It has been long understood that corporate actors impact health and health equity outcomes. However, the field of public health, has only recently began to deepen its understanding of these determinants and explore their role in both research and policy to address these impacts. This includes an emergent focus on the Commercial Determinants of Health (CDOH). Despite the rising discussion, this concept has not been defined or fully conceptualized.

This article is the first in a series on the CDOH. The authors — public health academics from across the globe — define the CDOH as “the systems, practices, and pathways through which commercial actors drive health and equity.” They also develop and describe an elaborate model for the CDOH.  The model can be used to understand how health inequities are generated via commercial determinants. The authors discuss corporate power, seven key commercial sector practices that impact health and equity, and how commercial actors shape societal norms to advance their interests. The article also includes a case study in which the proposed model is applied, examining sugar-sweetened beverage consumption in South Africa. This paper makes clear that change is needed as health and equity are threatened.

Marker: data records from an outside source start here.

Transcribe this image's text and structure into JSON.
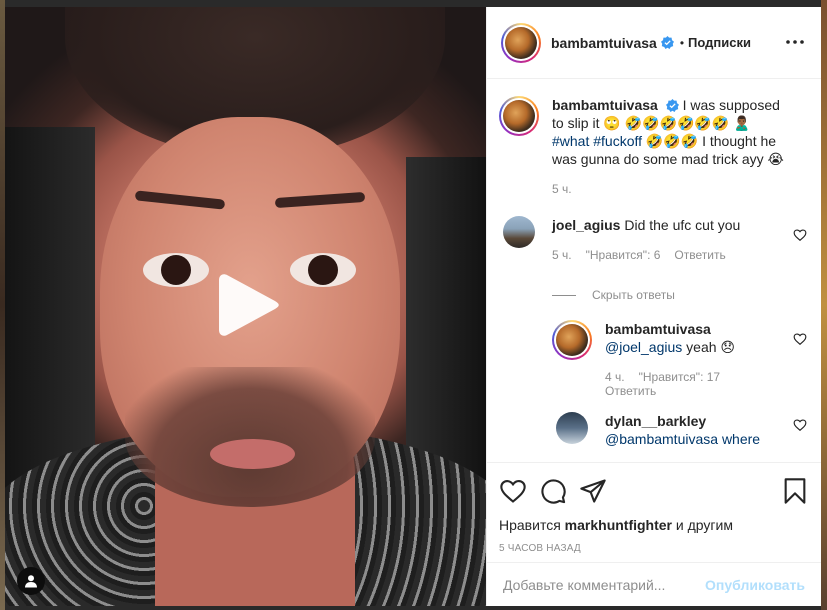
{
  "post": {
    "username": "bambamtuivasa",
    "follow_status": "Подписки",
    "dot": "•",
    "caption": {
      "part1": "I was supposed to slip it 🙄 🤣🤣🤣🤣🤣🤣 🙎🏾‍♂️",
      "hashtags": "#what #fuckoff",
      "part2": "🤣🤣🤣 I thought he was gunna do some mad trick ayy 😭",
      "time": "5 ч."
    },
    "comments": [
      {
        "username": "joel_agius",
        "text": "Did the ufc cut you",
        "time": "5 ч.",
        "likes": "\"Нравится\": 6",
        "reply_label": "Ответить"
      }
    ],
    "hide_replies_label": "Скрыть ответы",
    "replies": [
      {
        "username": "bambamtuivasa",
        "mention": "@joel_agius",
        "text": "yeah 😞",
        "time": "4 ч.",
        "likes": "\"Нравится\": 17",
        "reply_label": "Ответить"
      },
      {
        "username": "dylan__barkley",
        "mention": "@bambamtuivasa",
        "text": "where"
      }
    ],
    "liked_by_prefix": "Нравится",
    "liked_by_user": "markhuntfighter",
    "liked_by_suffix": "и другим",
    "timestamp": "5 часов назад",
    "comment_placeholder": "Добавьте комментарий...",
    "publish_label": "Опубликовать"
  },
  "colors": {
    "verified": "#3897f0",
    "link": "#00376b",
    "publish_disabled": "#b2dffc",
    "muted": "#8e8e8e"
  }
}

As the authors note, this paper advances the field in three significant ways.

  1. Bring consensus around the scale, scope, and complexity of the issue.
  2. Explain why commercially driven harm to health is hard to address and continues to escalate, including corporate power and the ability of corporations to impact norms and regulations.
  3. Develop a model to provide a way to understand the CDOH and guide solutions from system changes to specific interventions (i.e. regulating harmful commercial practices).

“Reshaping the [CDOH] … will therefore require the political and economic changes that are increasingly being called for. Commercial entities will need to meet the true costs of the harm they cause; governments will need to exercise their power in holding commercial entities to account; and norms need to be reshaped in the public interest, drawing attention to the right to health and governmental obligation to protect health and not just corporate freedoms.

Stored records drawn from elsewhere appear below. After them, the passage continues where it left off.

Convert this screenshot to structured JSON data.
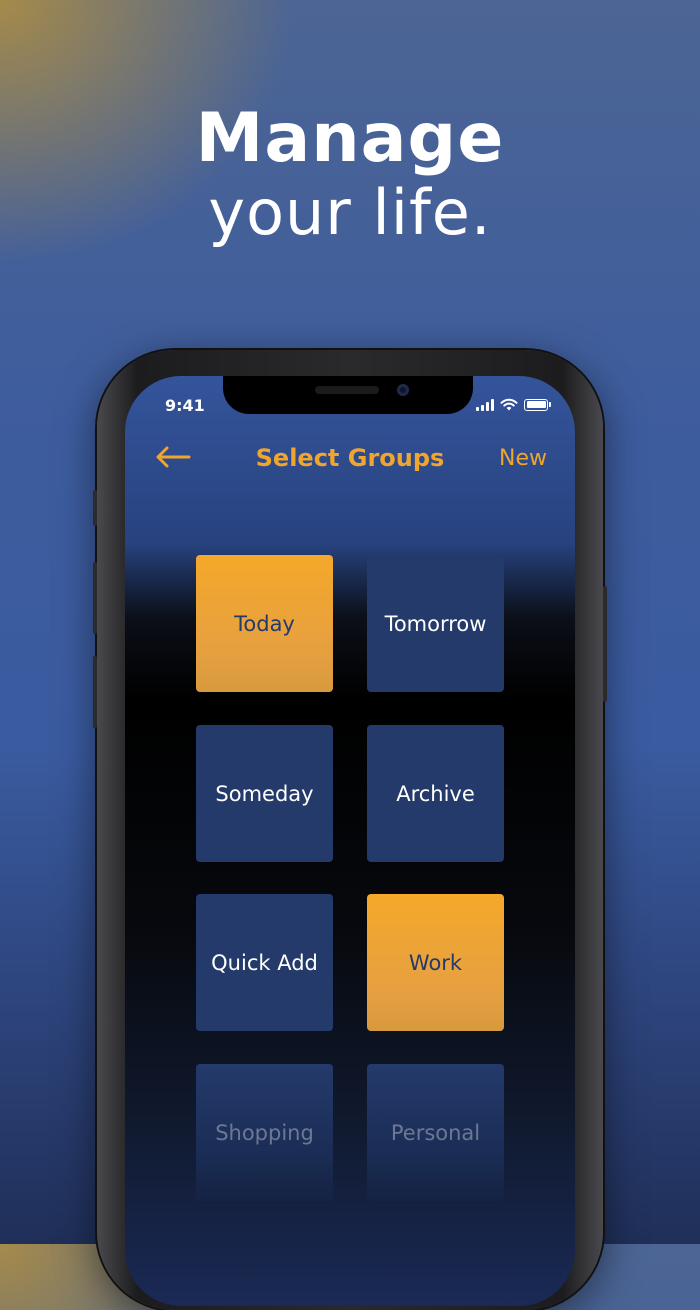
{
  "headline": {
    "bold": "Manage",
    "light": "your life."
  },
  "status_bar": {
    "time": "9:41"
  },
  "navbar": {
    "title": "Select Groups",
    "new_label": "New"
  },
  "groups": [
    {
      "label": "Today",
      "selected": true
    },
    {
      "label": "Tomorrow",
      "selected": false
    },
    {
      "label": "Someday",
      "selected": false
    },
    {
      "label": "Archive",
      "selected": false
    },
    {
      "label": "Quick Add",
      "selected": false
    },
    {
      "label": "Work",
      "selected": true
    },
    {
      "label": "Shopping",
      "selected": false
    },
    {
      "label": "Personal",
      "selected": false
    }
  ],
  "colors": {
    "accent": "#f0a52c",
    "tile": "#243a6b",
    "background": "#3a5ba0"
  },
  "icons": {
    "back": "arrow-left-icon",
    "signal": "cellular-signal-icon",
    "wifi": "wifi-icon",
    "battery": "battery-icon"
  }
}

Use thise resource to:

  • deepen understanding of the commercial determinants of health and how they influence health and health equity;
  • facilitate discussion about the commercial determinants of health; and
  • identify action that can be taken to address the impacts of the commercial determinants of health.

 

Alignment with NCCDH Work:

The concept of the Social Determinants of Health has been around for many years and has been the focus of NCCDH’s work. Recently, the field of public health has been describing other determinants of health – structural, political, moral, and commercial for example.
Each of these deepens our understanding of one aspect of what impacts our health. NCCDH is starting to explore these determinants of health, incorporating resources like this into our knowledge translation work.

Limiting corporate power is one strategy explored in Let’s Talk: Redistributing power for health equity, as a way to advance health equity.

See other resources on the structural determinants of health.


Reference

Gilmore, A. B., Fabbri, A., Baum, F., Bertscher, A., Bondy, K., Chang, H.-J., Demaio, S., Erzse, A., Freudenberg, N., Friel, S., Hofman, K. J., Johns, P., Karim, S. A., Lacy-Nichols, J., Paes de Carvalho, M. P., Marten, R., McKee, M., Petticrew, M., Robertson, L., Tangcharoensathien, V., et al. (2023). Defining and Conceptualising the Commercial Determinants of Health. The Lancet, 401(10383), 1194-1213.

Tags: Structural determinants, Power, Academic Institution, Document, Journal Article